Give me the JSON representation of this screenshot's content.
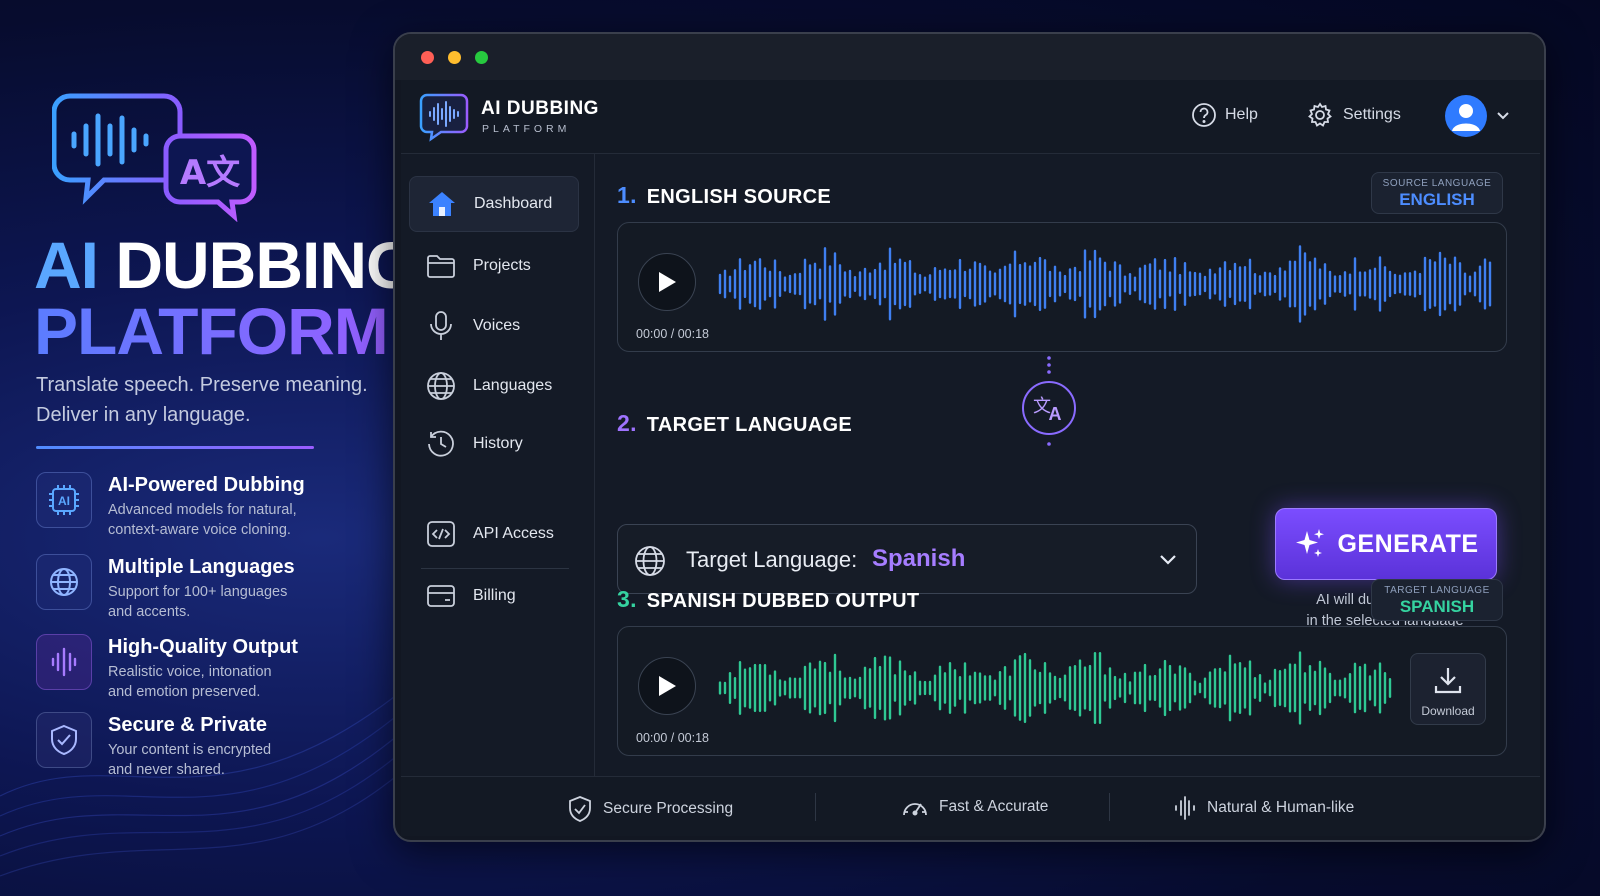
{
  "hero": {
    "title_ai": "AI",
    "title_dubbing": "DUBBING",
    "title_platform": "PLATFORM",
    "tagline_line1": "Translate speech. Preserve meaning.",
    "tagline_line2": "Deliver in any language.",
    "logo_glyph": "A文"
  },
  "features": [
    {
      "title": "AI-Powered Dubbing",
      "desc1": "Advanced models for natural,",
      "desc2": "context-aware voice cloning.",
      "icon": "ai-chip-icon"
    },
    {
      "title": "Multiple Languages",
      "desc1": "Support for 100+ languages",
      "desc2": "and accents.",
      "icon": "globe-icon"
    },
    {
      "title": "High-Quality Output",
      "desc1": "Realistic voice, intonation",
      "desc2": "and emotion preserved.",
      "icon": "waveform-icon"
    },
    {
      "title": "Secure & Private",
      "desc1": "Your content is encrypted",
      "desc2": "and never shared.",
      "icon": "shield-check-icon"
    }
  ],
  "app": {
    "brand_name": "AI DUBBING",
    "brand_sub": "PLATFORM",
    "help_label": "Help",
    "settings_label": "Settings"
  },
  "sidebar": {
    "items": [
      {
        "label": "Dashboard",
        "icon": "home-icon",
        "active": true
      },
      {
        "label": "Projects",
        "icon": "folder-icon"
      },
      {
        "label": "Voices",
        "icon": "microphone-icon"
      },
      {
        "label": "Languages",
        "icon": "globe-icon"
      },
      {
        "label": "History",
        "icon": "history-icon"
      },
      {
        "label": "API Access",
        "icon": "code-icon"
      },
      {
        "label": "Billing",
        "icon": "card-icon"
      }
    ]
  },
  "source": {
    "num": "1.",
    "title": "ENGLISH SOURCE",
    "badge_label": "SOURCE LANGUAGE",
    "badge_value": "ENGLISH",
    "time": "00:00 / 00:18"
  },
  "target": {
    "num": "2.",
    "title": "TARGET LANGUAGE",
    "select_label": "Target Language:",
    "select_value": "Spanish",
    "generate_label": "GENERATE",
    "note_line1": "AI will dub your audio",
    "note_line2": "in the selected language"
  },
  "output": {
    "num": "3.",
    "title": "SPANISH DUBBED OUTPUT",
    "badge_label": "TARGET LANGUAGE",
    "badge_value": "SPANISH",
    "time": "00:00 / 00:18",
    "download_label": "Download"
  },
  "footer": {
    "items": [
      {
        "label": "Secure Processing",
        "icon": "shield-check-icon"
      },
      {
        "label": "Fast & Accurate",
        "icon": "speedometer-icon"
      },
      {
        "label": "Natural & Human-like",
        "icon": "waveform-icon"
      }
    ]
  },
  "colors": {
    "accent_blue": "#4d8dff",
    "accent_purple": "#7b4dff",
    "accent_green": "#35d3a0",
    "source_wave": "#3f7ff0",
    "output_wave": "#2fc893"
  }
}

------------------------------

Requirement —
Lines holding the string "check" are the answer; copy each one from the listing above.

Exercise result —
      "icon": "shield-check-icon"
        "icon": "shield-check-icon"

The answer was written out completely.